. . . according to four people who have spoken with him, Selig is dismayed at
the public spectacle surrounding the divorce and concerned about the
potential for lasting damage to the league and its flagship West Coast
franchise. He has told those people he wants the Dodgers’ ownership
situation resolved long before his scheduled retirement in 2012.
The rest of the article is spent musing over what, if any, options Selig and Major League Baseball have to hasten the resolution of this mess. The answer seems to be “none.” He can’t force a sale because that would foment more litigation — probably from Frank — and could harm the value of the team even worse than it’s currently being harmed. He can’t intervene in the lawsuit even if the court would let him — which I doubt it would — because that would make things even messier.

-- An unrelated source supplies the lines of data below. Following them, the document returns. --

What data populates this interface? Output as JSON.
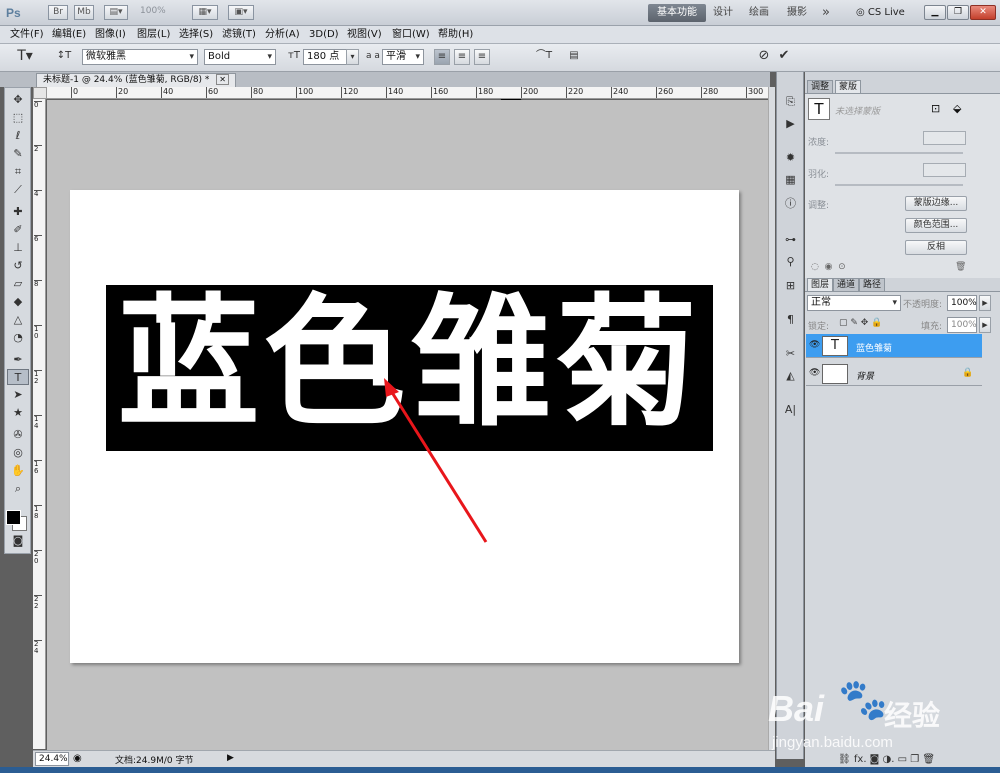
{
  "app": {
    "logo": "Ps",
    "zoom_display": "100%",
    "cs_live": "CS Live"
  },
  "workspaces": [
    "基本功能",
    "设计",
    "绘画",
    "摄影"
  ],
  "more_label": "»",
  "menu": [
    "文件(F)",
    "编辑(E)",
    "图像(I)",
    "图层(L)",
    "选择(S)",
    "滤镜(T)",
    "分析(A)",
    "3D(D)",
    "视图(V)",
    "窗口(W)",
    "帮助(H)"
  ],
  "options": {
    "font_family": "微软雅黑",
    "font_style": "Bold",
    "font_size": "180 点",
    "aa_prefix": "a a",
    "antialias": "平滑",
    "text_color": "#000000"
  },
  "document": {
    "tab_title": "未标题-1 @ 24.4% (蓝色雏菊, RGB/8) *",
    "text": "蓝色雏菊"
  },
  "ruler_top": [
    "0",
    "20",
    "40",
    "60",
    "80",
    "100",
    "120",
    "140",
    "160",
    "180",
    "200",
    "220",
    "240",
    "260",
    "280",
    "300"
  ],
  "ruler_left": [
    "0",
    "2",
    "4",
    "6",
    "8",
    "1\n0",
    "1\n2",
    "1\n4",
    "1\n6",
    "1\n8",
    "2\n0",
    "2\n2",
    "2\n4"
  ],
  "status": {
    "zoom": "24.4%",
    "doc_info": "文档:24.9M/0 字节"
  },
  "masks_panel": {
    "tabs": [
      "调整",
      "蒙版"
    ],
    "no_selection": "未选择蒙版",
    "density_label": "浓度:",
    "feather_label": "羽化:",
    "refine_label": "调整:",
    "btn_mask_edge": "蒙版边缘...",
    "btn_color_range": "颜色范围...",
    "btn_invert": "反相"
  },
  "layers_panel": {
    "tabs": [
      "图层",
      "通道",
      "路径"
    ],
    "blend_mode": "正常",
    "opacity_label": "不透明度:",
    "opacity": "100%",
    "lock_label": "锁定:",
    "fill_label": "填充:",
    "fill": "100%",
    "layers": [
      {
        "name": "蓝色雏菊",
        "thumb": "T"
      },
      {
        "name": "背景",
        "thumb": ""
      }
    ]
  },
  "watermark": {
    "brand": "Bai",
    "brand2": "经验",
    "url": "jingyan.baidu.com"
  },
  "colors": {
    "accent": "#3d9df0",
    "annotation_arrow": "#e8161b"
  }
}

I guess the only thing he can do is to make sure that he doesn’t allow someone to buy a baseball team on store credit again, thereby preventing this from repeating itself in the future. Because people with cash know how to deal with ugly litigation: they settle it. Quietly.

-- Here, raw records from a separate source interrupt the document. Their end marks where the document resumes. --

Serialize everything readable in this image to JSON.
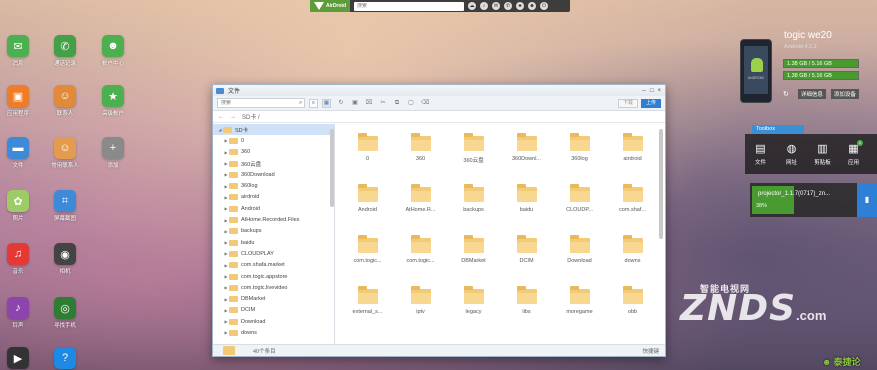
{
  "topbar": {
    "brand": "AirDroid",
    "search_placeholder": "搜索",
    "icons": [
      "cloud-icon",
      "ringtone-icon",
      "mail-icon",
      "phone-icon",
      "bell-icon",
      "user-icon",
      "power-icon"
    ]
  },
  "dock": [
    {
      "label": "消息",
      "icon": "message-icon",
      "color": "#4caf50",
      "glyph": "✉"
    },
    {
      "label": "通话记录",
      "icon": "phone-call-icon",
      "color": "#43a047",
      "glyph": "✆"
    },
    {
      "label": "帐户中心",
      "icon": "account-icon",
      "color": "#4caf50",
      "glyph": "☻"
    },
    {
      "label": "应用程序",
      "icon": "apps-icon",
      "color": "#ef7d28",
      "glyph": "▣"
    },
    {
      "label": "联系人",
      "icon": "contacts-icon",
      "color": "#e08a3a",
      "glyph": "☺"
    },
    {
      "label": "高级帐户",
      "icon": "premium-icon",
      "color": "#4caf50",
      "glyph": "★"
    },
    {
      "label": "文件",
      "icon": "folder-icon",
      "color": "#3d8ad8",
      "glyph": "▬"
    },
    {
      "label": "常用联系人",
      "icon": "favorite-contacts-icon",
      "color": "#e39c4f",
      "glyph": "☺"
    },
    {
      "label": "添加",
      "icon": "add-icon",
      "color": "#8a8a8a",
      "glyph": "+"
    },
    {
      "label": "照片",
      "icon": "photos-icon",
      "color": "#9ccc65",
      "glyph": "✿"
    },
    {
      "label": "屏幕截图",
      "icon": "screenshot-icon",
      "color": "#3d8ad8",
      "glyph": "⌗"
    },
    {
      "label": "音乐",
      "icon": "music-icon",
      "color": "#e53935",
      "glyph": "♫"
    },
    {
      "label": "相机",
      "icon": "camera-icon",
      "color": "#444444",
      "glyph": "◉"
    },
    {
      "label": "铃声",
      "icon": "ringtone-icon",
      "color": "#8e44ad",
      "glyph": "♪"
    },
    {
      "label": "寻找手机",
      "icon": "find-phone-icon",
      "color": "#2e7d32",
      "glyph": "◎"
    },
    {
      "label": "",
      "icon": "video-icon",
      "color": "#333333",
      "glyph": "▶"
    },
    {
      "label": "",
      "icon": "help-icon",
      "color": "#1e88e5",
      "glyph": "?"
    }
  ],
  "file_window": {
    "title": "文件",
    "search_placeholder": "搜索",
    "download_label": "下载",
    "upload_label": "上传",
    "path": "SD卡 /",
    "tree": [
      {
        "label": "SD卡",
        "root": true
      },
      {
        "label": "0"
      },
      {
        "label": "360"
      },
      {
        "label": "360云盘"
      },
      {
        "label": "360Download"
      },
      {
        "label": "360log"
      },
      {
        "label": "airdroid"
      },
      {
        "label": "Android"
      },
      {
        "label": "AtHome.Recorded.Files"
      },
      {
        "label": "backups"
      },
      {
        "label": "baidu"
      },
      {
        "label": "CLOUDPLAY"
      },
      {
        "label": "com.shafa.market"
      },
      {
        "label": "com.togic.appstore"
      },
      {
        "label": "com.togic.livevideo"
      },
      {
        "label": "DBMarket"
      },
      {
        "label": "DCIM"
      },
      {
        "label": "Download"
      },
      {
        "label": "downs"
      }
    ],
    "folders": [
      "0",
      "360",
      "360云盘",
      "360Downl...",
      "360log",
      "airdroid",
      "Android",
      "AtHome.R...",
      "backups",
      "baidu",
      "CLOUDP...",
      "com.shaf...",
      "com.togic...",
      "com.togic...",
      "DBMarket",
      "DCIM",
      "Download",
      "downs",
      "external_s...",
      "iptv",
      "legacy",
      "libs",
      "moregame",
      "obb"
    ],
    "status_count": "40个条目",
    "status_right": "快捷键"
  },
  "device": {
    "name": "togic we20",
    "version": "Android 4.2.2",
    "phone_text": "ANDROID",
    "storage": [
      {
        "label": "1.38 GB / 5.16 GB",
        "fraction": 0.27
      },
      {
        "label": "1.38 GB / 5.16 GB",
        "fraction": 0.27
      }
    ],
    "details_label": "详细信息",
    "add_device_label": "添加设备"
  },
  "toolbox": {
    "tab_label": "Toolbox",
    "tools": [
      {
        "label": "文件",
        "icon": "file-icon",
        "glyph": "▤"
      },
      {
        "label": "网址",
        "icon": "globe-icon",
        "glyph": "◍"
      },
      {
        "label": "剪贴板",
        "icon": "clipboard-icon",
        "glyph": "▥"
      },
      {
        "label": "应用",
        "icon": "app-icon",
        "glyph": "▦",
        "badge": "1"
      }
    ]
  },
  "transfer": {
    "filename": "projector_1.1.7(0717)_zn...",
    "percent": "38%",
    "progress": 0.38
  },
  "watermark": {
    "sub": "智能电视网",
    "main": "ZNDS",
    "dotcom": ".com",
    "corner": "泰捷论"
  }
}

Manager Bud Black has tabbed Jon Gray to start on Opening Day for the Rockies. That will be Monday, April 3 in Milwaukee against the Brewers in an afternoon contest.

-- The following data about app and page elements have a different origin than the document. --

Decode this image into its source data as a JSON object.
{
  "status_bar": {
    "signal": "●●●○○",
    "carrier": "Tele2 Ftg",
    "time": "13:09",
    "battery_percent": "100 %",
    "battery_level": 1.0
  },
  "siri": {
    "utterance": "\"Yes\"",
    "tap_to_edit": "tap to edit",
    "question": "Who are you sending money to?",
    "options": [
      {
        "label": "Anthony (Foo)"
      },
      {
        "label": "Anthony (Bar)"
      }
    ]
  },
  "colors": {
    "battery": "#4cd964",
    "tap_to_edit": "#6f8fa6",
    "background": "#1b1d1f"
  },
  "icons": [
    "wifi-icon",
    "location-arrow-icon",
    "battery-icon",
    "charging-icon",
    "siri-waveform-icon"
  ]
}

Gray, 25, is starting Opening Day for the first time in his career. He’ll be the sixth different Rockies pitcher to start Opening Day in as many years.
The Rockies and Gray had a bit of a scare on Friday as he left his spring training start with discomfort in his left foot, but everything came up clean in an MRI. He pitched again on Wednesday with no issue.
Last season, Gray went 10-10 with a 4.61 ERA and a 185/59 K/BB ratio in 168 innings. A consensus top prospect entering each of the previous three seasons, Gray surprisingly put up better numbers at Coors Field — the most hitter-friendly park in baseball — than away.
Today Washington Nationals manager Dusty Baker named Blake Treinen as his closer. Treinen has saved exactly one big league game.
There wasn’t necessarily an obvious choice, however. Last year Washington had Mark Melancon, but with him gone and GM Mike Rizzo’s failure to land a high-profile closer in the offseason, it became a contest between Treinen Shawn Kelley and Koda Glover.
Treinen posted a 2.28 ERA with 31 walks and 63 Ks in 67 innings in 2016. His big improvement last year came against lefties, who had tattooed him in the past. He pitched well this spring as well, but that doesn’t necessarily mean anything.
The Nats are our favorites to win the NL East, but we do have some questions about the pen. Blake Treinen will take the first crack at answering them.